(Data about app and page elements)
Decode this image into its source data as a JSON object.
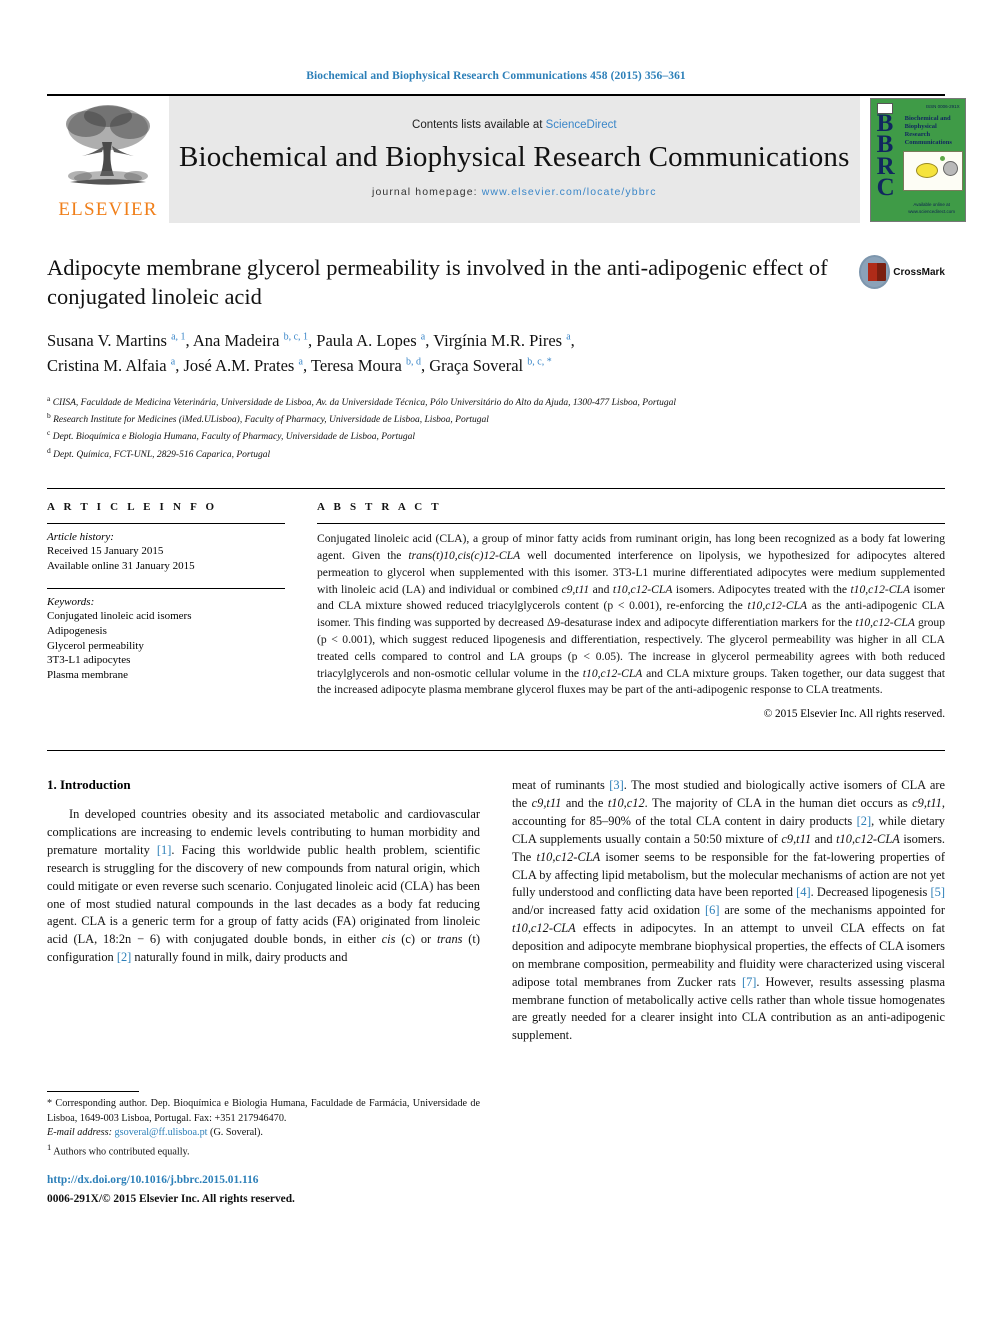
{
  "running_head": "Biochemical and Biophysical Research Communications 458 (2015) 356–361",
  "masthead": {
    "publisher": "ELSEVIER",
    "contents_prefix": "Contents lists available at ",
    "contents_link": "ScienceDirect",
    "journal_title": "Biochemical and Biophysical Research Communications",
    "homepage_label": "journal homepage: ",
    "homepage_url": "www.elsevier.com/locate/ybbrc",
    "cover": {
      "letters": "BBRC",
      "title_lines": "Biochemical and Biophysical Research Communications",
      "top_right": "ISSN 0006-291X",
      "bottom_lines": "Available online at www.sciencedirect.com"
    },
    "colors": {
      "link": "#3a86c8",
      "band": "#e8e8e8",
      "elsevier_orange": "#f07f1a",
      "cover_green": "#3f9b47"
    }
  },
  "article": {
    "title": "Adipocyte membrane glycerol permeability is involved in the anti-adipogenic effect of conjugated linoleic acid",
    "crossmark_label": "CrossMark",
    "authors_line1_parts": [
      {
        "name": "Susana V. Martins",
        "sup": "a, 1"
      },
      {
        "name": "Ana Madeira",
        "sup": "b, c, 1"
      },
      {
        "name": "Paula A. Lopes",
        "sup": "a"
      },
      {
        "name": "Virgínia M.R. Pires",
        "sup": "a"
      }
    ],
    "authors_line2_parts": [
      {
        "name": "Cristina M. Alfaia",
        "sup": "a"
      },
      {
        "name": "José A.M. Prates",
        "sup": "a"
      },
      {
        "name": "Teresa Moura",
        "sup": "b, d"
      },
      {
        "name": "Graça Soveral",
        "sup": "b, c, *"
      }
    ],
    "affiliations": [
      {
        "marker": "a",
        "text": "CIISA, Faculdade de Medicina Veterinária, Universidade de Lisboa, Av. da Universidade Técnica, Pólo Universitário do Alto da Ajuda, 1300-477 Lisboa, Portugal"
      },
      {
        "marker": "b",
        "text": "Research Institute for Medicines (iMed.ULisboa), Faculty of Pharmacy, Universidade de Lisboa, Lisboa, Portugal"
      },
      {
        "marker": "c",
        "text": "Dept. Bioquímica e Biologia Humana, Faculty of Pharmacy, Universidade de Lisboa, Portugal"
      },
      {
        "marker": "d",
        "text": "Dept. Química, FCT-UNL, 2829-516 Caparica, Portugal"
      }
    ]
  },
  "article_info": {
    "heading": "A R T I C L E   I N F O",
    "history_label": "Article history:",
    "history": [
      "Received 15 January 2015",
      "Available online 31 January 2015"
    ],
    "keywords_label": "Keywords:",
    "keywords": [
      "Conjugated linoleic acid isomers",
      "Adipogenesis",
      "Glycerol permeability",
      "3T3-L1 adipocytes",
      "Plasma membrane"
    ]
  },
  "abstract": {
    "heading": "A B S T R A C T",
    "text": "Conjugated linoleic acid (CLA), a group of minor fatty acids from ruminant origin, has long been recognized as a body fat lowering agent. Given the trans(t)10,cis(c)12-CLA well documented interference on lipolysis, we hypothesized for adipocytes altered permeation to glycerol when supplemented with this isomer. 3T3-L1 murine differentiated adipocytes were medium supplemented with linoleic acid (LA) and individual or combined c9,t11 and t10,c12-CLA isomers. Adipocytes treated with the t10,c12-CLA isomer and CLA mixture showed reduced triacylglycerols content (p < 0.001), re-enforcing the t10,c12-CLA as the anti-adipogenic CLA isomer. This finding was supported by decreased Δ9-desaturase index and adipocyte differentiation markers for the t10,c12-CLA group (p < 0.001), which suggest reduced lipogenesis and differentiation, respectively. The glycerol permeability was higher in all CLA treated cells compared to control and LA groups (p < 0.05). The increase in glycerol permeability agrees with both reduced triacylglycerols and non-osmotic cellular volume in the t10,c12-CLA and CLA mixture groups. Taken together, our data suggest that the increased adipocyte plasma membrane glycerol fluxes may be part of the anti-adipogenic response to CLA treatments.",
    "copyright": "© 2015 Elsevier Inc. All rights reserved."
  },
  "body": {
    "section_heading": "1. Introduction",
    "left_paragraph": "In developed countries obesity and its associated metabolic and cardiovascular complications are increasing to endemic levels contributing to human morbidity and premature mortality [1]. Facing this worldwide public health problem, scientific research is struggling for the discovery of new compounds from natural origin, which could mitigate or even reverse such scenario. Conjugated linoleic acid (CLA) has been one of most studied natural compounds in the last decades as a body fat reducing agent. CLA is a generic term for a group of fatty acids (FA) originated from linoleic acid (LA, 18:2n − 6) with conjugated double bonds, in either cis (c) or trans (t) configuration [2] naturally found in milk, dairy products and",
    "right_paragraph": "meat of ruminants [3]. The most studied and biologically active isomers of CLA are the c9,t11 and the t10,c12. The majority of CLA in the human diet occurs as c9,t11, accounting for 85–90% of the total CLA content in dairy products [2], while dietary CLA supplements usually contain a 50:50 mixture of c9,t11 and t10,c12-CLA isomers. The t10,c12-CLA isomer seems to be responsible for the fat-lowering properties of CLA by affecting lipid metabolism, but the molecular mechanisms of action are not yet fully understood and conflicting data have been reported [4]. Decreased lipogenesis [5] and/or increased fatty acid oxidation [6] are some of the mechanisms appointed for t10,c12-CLA effects in adipocytes. In an attempt to unveil CLA effects on fat deposition and adipocyte membrane biophysical properties, the effects of CLA isomers on membrane composition, permeability and fluidity were characterized using visceral adipose total membranes from Zucker rats [7]. However, results assessing plasma membrane function of metabolically active cells rather than whole tissue homogenates are greatly needed for a clearer insight into CLA contribution as an anti-adipogenic supplement."
  },
  "footnotes": {
    "corresponding": "* Corresponding author. Dep. Bioquímica e Biologia Humana, Faculdade de Farmácia, Universidade de Lisboa, 1649-003 Lisboa, Portugal. Fax: +351 217946470.",
    "email_label": "E-mail address: ",
    "email": "gsoveral@ff.ulisboa.pt",
    "email_suffix": " (G. Soveral).",
    "equal_contrib_marker": "1",
    "equal_contrib": "Authors who contributed equally.",
    "doi": "http://dx.doi.org/10.1016/j.bbrc.2015.01.116",
    "issn_line": "0006-291X/© 2015 Elsevier Inc. All rights reserved."
  }
}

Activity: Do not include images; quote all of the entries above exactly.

Answer section:
Decode this image into its source data as a JSON object.
{
  "running_head": "Biochemical and Biophysical Research Communications 458 (2015) 356–361",
  "masthead": {
    "publisher": "ELSEVIER",
    "contents_prefix": "Contents lists available at ",
    "contents_link": "ScienceDirect",
    "journal_title": "Biochemical and Biophysical Research Communications",
    "homepage_label": "journal homepage: ",
    "homepage_url": "www.elsevier.com/locate/ybbrc",
    "cover": {
      "letters": "BBRC",
      "title_lines": "Biochemical and Biophysical Research Communications",
      "top_right": "ISSN 0006-291X",
      "bottom_lines": "Available online at www.sciencedirect.com"
    },
    "colors": {
      "link": "#3a86c8",
      "band": "#e8e8e8",
      "elsevier_orange": "#f07f1a",
      "cover_green": "#3f9b47"
    }
  },
  "article": {
    "title": "Adipocyte membrane glycerol permeability is involved in the anti-adipogenic effect of conjugated linoleic acid",
    "crossmark_label": "CrossMark",
    "authors_line1_parts": [
      {
        "name": "Susana V. Martins",
        "sup": "a, 1"
      },
      {
        "name": "Ana Madeira",
        "sup": "b, c, 1"
      },
      {
        "name": "Paula A. Lopes",
        "sup": "a"
      },
      {
        "name": "Virgínia M.R. Pires",
        "sup": "a"
      }
    ],
    "authors_line2_parts": [
      {
        "name": "Cristina M. Alfaia",
        "sup": "a"
      },
      {
        "name": "José A.M. Prates",
        "sup": "a"
      },
      {
        "name": "Teresa Moura",
        "sup": "b, d"
      },
      {
        "name": "Graça Soveral",
        "sup": "b, c, *"
      }
    ],
    "affiliations": [
      {
        "marker": "a",
        "text": "CIISA, Faculdade de Medicina Veterinária, Universidade de Lisboa, Av. da Universidade Técnica, Pólo Universitário do Alto da Ajuda, 1300-477 Lisboa, Portugal"
      },
      {
        "marker": "b",
        "text": "Research Institute for Medicines (iMed.ULisboa), Faculty of Pharmacy, Universidade de Lisboa, Lisboa, Portugal"
      },
      {
        "marker": "c",
        "text": "Dept. Bioquímica e Biologia Humana, Faculty of Pharmacy, Universidade de Lisboa, Portugal"
      },
      {
        "marker": "d",
        "text": "Dept. Química, FCT-UNL, 2829-516 Caparica, Portugal"
      }
    ]
  },
  "article_info": {
    "heading": "A R T I C L E   I N F O",
    "history_label": "Article history:",
    "history": [
      "Received 15 January 2015",
      "Available online 31 January 2015"
    ],
    "keywords_label": "Keywords:",
    "keywords": [
      "Conjugated linoleic acid isomers",
      "Adipogenesis",
      "Glycerol permeability",
      "3T3-L1 adipocytes",
      "Plasma membrane"
    ]
  },
  "abstract": {
    "heading": "A B S T R A C T",
    "text": "Conjugated linoleic acid (CLA), a group of minor fatty acids from ruminant origin, has long been recognized as a body fat lowering agent. Given the trans(t)10,cis(c)12-CLA well documented interference on lipolysis, we hypothesized for adipocytes altered permeation to glycerol when supplemented with this isomer. 3T3-L1 murine differentiated adipocytes were medium supplemented with linoleic acid (LA) and individual or combined c9,t11 and t10,c12-CLA isomers. Adipocytes treated with the t10,c12-CLA isomer and CLA mixture showed reduced triacylglycerols content (p < 0.001), re-enforcing the t10,c12-CLA as the anti-adipogenic CLA isomer. This finding was supported by decreased Δ9-desaturase index and adipocyte differentiation markers for the t10,c12-CLA group (p < 0.001), which suggest reduced lipogenesis and differentiation, respectively. The glycerol permeability was higher in all CLA treated cells compared to control and LA groups (p < 0.05). The increase in glycerol permeability agrees with both reduced triacylglycerols and non-osmotic cellular volume in the t10,c12-CLA and CLA mixture groups. Taken together, our data suggest that the increased adipocyte plasma membrane glycerol fluxes may be part of the anti-adipogenic response to CLA treatments.",
    "copyright": "© 2015 Elsevier Inc. All rights reserved."
  },
  "body": {
    "section_heading": "1. Introduction",
    "left_paragraph": "In developed countries obesity and its associated metabolic and cardiovascular complications are increasing to endemic levels contributing to human morbidity and premature mortality [1]. Facing this worldwide public health problem, scientific research is struggling for the discovery of new compounds from natural origin, which could mitigate or even reverse such scenario. Conjugated linoleic acid (CLA) has been one of most studied natural compounds in the last decades as a body fat reducing agent. CLA is a generic term for a group of fatty acids (FA) originated from linoleic acid (LA, 18:2n − 6) with conjugated double bonds, in either cis (c) or trans (t) configuration [2] naturally found in milk, dairy products and",
    "right_paragraph": "meat of ruminants [3]. The most studied and biologically active isomers of CLA are the c9,t11 and the t10,c12. The majority of CLA in the human diet occurs as c9,t11, accounting for 85–90% of the total CLA content in dairy products [2], while dietary CLA supplements usually contain a 50:50 mixture of c9,t11 and t10,c12-CLA isomers. The t10,c12-CLA isomer seems to be responsible for the fat-lowering properties of CLA by affecting lipid metabolism, but the molecular mechanisms of action are not yet fully understood and conflicting data have been reported [4]. Decreased lipogenesis [5] and/or increased fatty acid oxidation [6] are some of the mechanisms appointed for t10,c12-CLA effects in adipocytes. In an attempt to unveil CLA effects on fat deposition and adipocyte membrane biophysical properties, the effects of CLA isomers on membrane composition, permeability and fluidity were characterized using visceral adipose total membranes from Zucker rats [7]. However, results assessing plasma membrane function of metabolically active cells rather than whole tissue homogenates are greatly needed for a clearer insight into CLA contribution as an anti-adipogenic supplement."
  },
  "footnotes": {
    "corresponding": "* Corresponding author. Dep. Bioquímica e Biologia Humana, Faculdade de Farmácia, Universidade de Lisboa, 1649-003 Lisboa, Portugal. Fax: +351 217946470.",
    "email_label": "E-mail address: ",
    "email": "gsoveral@ff.ulisboa.pt",
    "email_suffix": " (G. Soveral).",
    "equal_contrib_marker": "1",
    "equal_contrib": "Authors who contributed equally.",
    "doi": "http://dx.doi.org/10.1016/j.bbrc.2015.01.116",
    "issn_line": "0006-291X/© 2015 Elsevier Inc. All rights reserved."
  }
}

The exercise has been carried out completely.